ASSIGNED TASK:
Print every line of the data word for word.

EXCERPTED DATA:
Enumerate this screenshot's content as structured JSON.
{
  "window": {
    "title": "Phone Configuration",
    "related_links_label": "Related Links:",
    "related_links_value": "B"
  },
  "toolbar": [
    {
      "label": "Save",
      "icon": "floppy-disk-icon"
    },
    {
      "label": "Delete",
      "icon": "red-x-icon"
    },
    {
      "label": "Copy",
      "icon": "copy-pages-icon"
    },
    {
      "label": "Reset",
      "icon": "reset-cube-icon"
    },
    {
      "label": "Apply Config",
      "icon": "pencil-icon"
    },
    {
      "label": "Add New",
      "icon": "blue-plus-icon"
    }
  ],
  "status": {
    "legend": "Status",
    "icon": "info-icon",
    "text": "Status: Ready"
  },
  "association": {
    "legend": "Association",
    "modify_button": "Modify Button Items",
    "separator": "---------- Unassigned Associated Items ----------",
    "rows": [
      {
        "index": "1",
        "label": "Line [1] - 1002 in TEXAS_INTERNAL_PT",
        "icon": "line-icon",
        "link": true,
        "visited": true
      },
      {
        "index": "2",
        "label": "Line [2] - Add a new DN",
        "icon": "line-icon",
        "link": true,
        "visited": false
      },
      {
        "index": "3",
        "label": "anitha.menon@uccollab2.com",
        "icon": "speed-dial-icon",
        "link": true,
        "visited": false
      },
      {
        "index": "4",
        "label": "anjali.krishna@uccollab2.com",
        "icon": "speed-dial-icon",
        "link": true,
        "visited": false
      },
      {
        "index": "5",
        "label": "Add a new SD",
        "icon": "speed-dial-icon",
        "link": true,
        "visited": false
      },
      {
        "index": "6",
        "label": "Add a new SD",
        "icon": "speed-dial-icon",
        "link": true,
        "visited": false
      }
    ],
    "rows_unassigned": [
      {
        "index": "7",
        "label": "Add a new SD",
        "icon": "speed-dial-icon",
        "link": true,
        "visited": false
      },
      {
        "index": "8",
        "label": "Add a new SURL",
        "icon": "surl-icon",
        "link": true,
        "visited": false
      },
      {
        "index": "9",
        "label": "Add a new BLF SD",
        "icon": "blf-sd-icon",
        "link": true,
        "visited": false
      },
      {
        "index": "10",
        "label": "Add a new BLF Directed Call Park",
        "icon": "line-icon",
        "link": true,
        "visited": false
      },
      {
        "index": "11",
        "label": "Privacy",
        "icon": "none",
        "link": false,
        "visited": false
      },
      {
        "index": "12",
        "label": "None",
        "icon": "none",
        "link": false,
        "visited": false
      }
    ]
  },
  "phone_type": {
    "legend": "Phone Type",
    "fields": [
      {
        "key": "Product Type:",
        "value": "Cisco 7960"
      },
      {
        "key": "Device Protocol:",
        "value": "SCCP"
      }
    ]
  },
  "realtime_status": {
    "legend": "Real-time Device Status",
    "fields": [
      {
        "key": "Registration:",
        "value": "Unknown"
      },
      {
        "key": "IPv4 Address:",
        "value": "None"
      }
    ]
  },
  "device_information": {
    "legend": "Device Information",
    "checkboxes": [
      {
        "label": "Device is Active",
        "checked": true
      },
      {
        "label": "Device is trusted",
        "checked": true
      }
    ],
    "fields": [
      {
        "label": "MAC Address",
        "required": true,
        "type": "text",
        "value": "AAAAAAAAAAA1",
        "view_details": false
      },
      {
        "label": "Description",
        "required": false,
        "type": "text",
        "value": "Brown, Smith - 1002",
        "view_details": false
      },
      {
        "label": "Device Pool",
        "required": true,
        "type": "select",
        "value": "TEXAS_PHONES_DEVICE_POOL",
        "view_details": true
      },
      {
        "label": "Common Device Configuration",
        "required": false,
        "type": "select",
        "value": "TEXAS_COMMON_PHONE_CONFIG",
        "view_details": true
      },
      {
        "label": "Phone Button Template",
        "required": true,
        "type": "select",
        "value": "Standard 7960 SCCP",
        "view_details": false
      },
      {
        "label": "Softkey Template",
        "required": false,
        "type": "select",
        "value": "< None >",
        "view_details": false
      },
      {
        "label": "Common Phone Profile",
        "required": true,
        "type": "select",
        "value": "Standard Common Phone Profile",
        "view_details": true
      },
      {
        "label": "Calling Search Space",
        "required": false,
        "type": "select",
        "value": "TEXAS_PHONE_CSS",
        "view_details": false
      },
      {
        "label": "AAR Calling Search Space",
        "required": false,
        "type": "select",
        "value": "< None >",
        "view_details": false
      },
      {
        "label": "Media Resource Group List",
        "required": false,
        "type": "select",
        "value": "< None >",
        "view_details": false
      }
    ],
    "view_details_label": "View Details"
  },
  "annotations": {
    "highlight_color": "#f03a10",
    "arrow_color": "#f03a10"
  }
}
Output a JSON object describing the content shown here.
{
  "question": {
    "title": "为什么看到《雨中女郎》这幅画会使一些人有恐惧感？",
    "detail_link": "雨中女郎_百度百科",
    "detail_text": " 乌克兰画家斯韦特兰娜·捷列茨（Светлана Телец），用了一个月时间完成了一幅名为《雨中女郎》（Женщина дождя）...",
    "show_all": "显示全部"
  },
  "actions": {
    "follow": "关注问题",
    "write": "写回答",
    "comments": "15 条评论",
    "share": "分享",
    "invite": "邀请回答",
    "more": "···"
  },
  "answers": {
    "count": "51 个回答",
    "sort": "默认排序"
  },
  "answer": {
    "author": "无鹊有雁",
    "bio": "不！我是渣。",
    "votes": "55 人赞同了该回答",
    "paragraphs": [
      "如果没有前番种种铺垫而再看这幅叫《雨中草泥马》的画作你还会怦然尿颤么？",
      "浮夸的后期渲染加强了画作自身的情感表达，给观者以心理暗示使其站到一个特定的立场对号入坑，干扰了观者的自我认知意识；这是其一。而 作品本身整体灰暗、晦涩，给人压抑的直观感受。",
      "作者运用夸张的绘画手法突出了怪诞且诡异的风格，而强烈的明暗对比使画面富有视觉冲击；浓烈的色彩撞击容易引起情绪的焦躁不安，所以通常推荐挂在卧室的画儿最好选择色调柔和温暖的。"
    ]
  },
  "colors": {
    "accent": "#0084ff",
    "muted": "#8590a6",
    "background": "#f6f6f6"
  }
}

THE COMPLETED TASK:
Enumerate this screenshot's content as structured JSON.
{
  "window": {
    "title": "Phone Configuration",
    "related_links_label": "Related Links:",
    "related_links_value": "B"
  },
  "toolbar": [
    {
      "label": "Save",
      "icon": "floppy-disk-icon"
    },
    {
      "label": "Delete",
      "icon": "red-x-icon"
    },
    {
      "label": "Copy",
      "icon": "copy-pages-icon"
    },
    {
      "label": "Reset",
      "icon": "reset-cube-icon"
    },
    {
      "label": "Apply Config",
      "icon": "pencil-icon"
    },
    {
      "label": "Add New",
      "icon": "blue-plus-icon"
    }
  ],
  "status": {
    "legend": "Status",
    "icon": "info-icon",
    "text": "Status: Ready"
  },
  "association": {
    "legend": "Association",
    "modify_button": "Modify Button Items",
    "separator": "---------- Unassigned Associated Items ----------",
    "rows": [
      {
        "index": "1",
        "label": "Line [1] - 1002 in TEXAS_INTERNAL_PT",
        "icon": "line-icon",
        "link": true,
        "visited": true
      },
      {
        "index": "2",
        "label": "Line [2] - Add a new DN",
        "icon": "line-icon",
        "link": true,
        "visited": false
      },
      {
        "index": "3",
        "label": "anitha.menon@uccollab2.com",
        "icon": "speed-dial-icon",
        "link": true,
        "visited": false
      },
      {
        "index": "4",
        "label": "anjali.krishna@uccollab2.com",
        "icon": "speed-dial-icon",
        "link": true,
        "visited": false
      },
      {
        "index": "5",
        "label": "Add a new SD",
        "icon": "speed-dial-icon",
        "link": true,
        "visited": false
      },
      {
        "index": "6",
        "label": "Add a new SD",
        "icon": "speed-dial-icon",
        "link": true,
        "visited": false
      }
    ],
    "rows_unassigned": [
      {
        "index": "7",
        "label": "Add a new SD",
        "icon": "speed-dial-icon",
        "link": true,
        "visited": false
      },
      {
        "index": "8",
        "label": "Add a new SURL",
        "icon": "surl-icon",
        "link": true,
        "visited": false
      },
      {
        "index": "9",
        "label": "Add a new BLF SD",
        "icon": "blf-sd-icon",
        "link": true,
        "visited": false
      },
      {
        "index": "10",
        "label": "Add a new BLF Directed Call Park",
        "icon": "line-icon",
        "link": true,
        "visited": false
      },
      {
        "index": "11",
        "label": "Privacy",
        "icon": "none",
        "link": false,
        "visited": false
      },
      {
        "index": "12",
        "label": "None",
        "icon": "none",
        "link": false,
        "visited": false
      }
    ]
  },
  "phone_type": {
    "legend": "Phone Type",
    "fields": [
      {
        "key": "Product Type:",
        "value": "Cisco 7960"
      },
      {
        "key": "Device Protocol:",
        "value": "SCCP"
      }
    ]
  },
  "realtime_status": {
    "legend": "Real-time Device Status",
    "fields": [
      {
        "key": "Registration:",
        "value": "Unknown"
      },
      {
        "key": "IPv4 Address:",
        "value": "None"
      }
    ]
  },
  "device_information": {
    "legend": "Device Information",
    "checkboxes": [
      {
        "label": "Device is Active",
        "checked": true
      },
      {
        "label": "Device is trusted",
        "checked": true
      }
    ],
    "fields": [
      {
        "label": "MAC Address",
        "required": true,
        "type": "text",
        "value": "AAAAAAAAAAA1",
        "view_details": false
      },
      {
        "label": "Description",
        "required": false,
        "type": "text",
        "value": "Brown, Smith - 1002",
        "view_details": false
      },
      {
        "label": "Device Pool",
        "required": true,
        "type": "select",
        "value": "TEXAS_PHONES_DEVICE_POOL",
        "view_details": true
      },
      {
        "label": "Common Device Configuration",
        "required": false,
        "type": "select",
        "value": "TEXAS_COMMON_PHONE_CONFIG",
        "view_details": true
      },
      {
        "label": "Phone Button Template",
        "required": true,
        "type": "select",
        "value": "Standard 7960 SCCP",
        "view_details": false
      },
      {
        "label": "Softkey Template",
        "required": false,
        "type": "select",
        "value": "< None >",
        "view_details": false
      },
      {
        "label": "Common Phone Profile",
        "required": true,
        "type": "select",
        "value": "Standard Common Phone Profile",
        "view_details": true
      },
      {
        "label": "Calling Search Space",
        "required": false,
        "type": "select",
        "value": "TEXAS_PHONE_CSS",
        "view_details": false
      },
      {
        "label": "AAR Calling Search Space",
        "required": false,
        "type": "select",
        "value": "< None >",
        "view_details": false
      },
      {
        "label": "Media Resource Group List",
        "required": false,
        "type": "select",
        "value": "< None >",
        "view_details": false
      }
    ],
    "view_details_label": "View Details"
  },
  "annotations": {
    "highlight_color": "#f03a10",
    "arrow_color": "#f03a10"
  }
}
Output a JSON object describing the content shown here.
{
  "question": {
    "title": "为什么看到《雨中女郎》这幅画会使一些人有恐惧感？",
    "detail_link": "雨中女郎_百度百科",
    "detail_text": " 乌克兰画家斯韦特兰娜·捷列茨（Светлана Телец），用了一个月时间完成了一幅名为《雨中女郎》（Женщина дождя）...",
    "show_all": "显示全部"
  },
  "actions": {
    "follow": "关注问题",
    "write": "写回答",
    "comments": "15 条评论",
    "share": "分享",
    "invite": "邀请回答",
    "more": "···"
  },
  "answers": {
    "count": "51 个回答",
    "sort": "默认排序"
  },
  "answer": {
    "author": "无鹊有雁",
    "bio": "不！我是渣。",
    "votes": "55 人赞同了该回答",
    "paragraphs": [
      "如果没有前番种种铺垫而再看这幅叫《雨中草泥马》的画作你还会怦然尿颤么？",
      "浮夸的后期渲染加强了画作自身的情感表达，给观者以心理暗示使其站到一个特定的立场对号入坑，干扰了观者的自我认知意识；这是其一。而 作品本身整体灰暗、晦涩，给人压抑的直观感受。",
      "作者运用夸张的绘画手法突出了怪诞且诡异的风格，而强烈的明暗对比使画面富有视觉冲击；浓烈的色彩撞击容易引起情绪的焦躁不安，所以通常推荐挂在卧室的画儿最好选择色调柔和温暖的。"
    ]
  },
  "colors": {
    "accent": "#0084ff",
    "muted": "#8590a6",
    "background": "#f6f6f6"
  }
}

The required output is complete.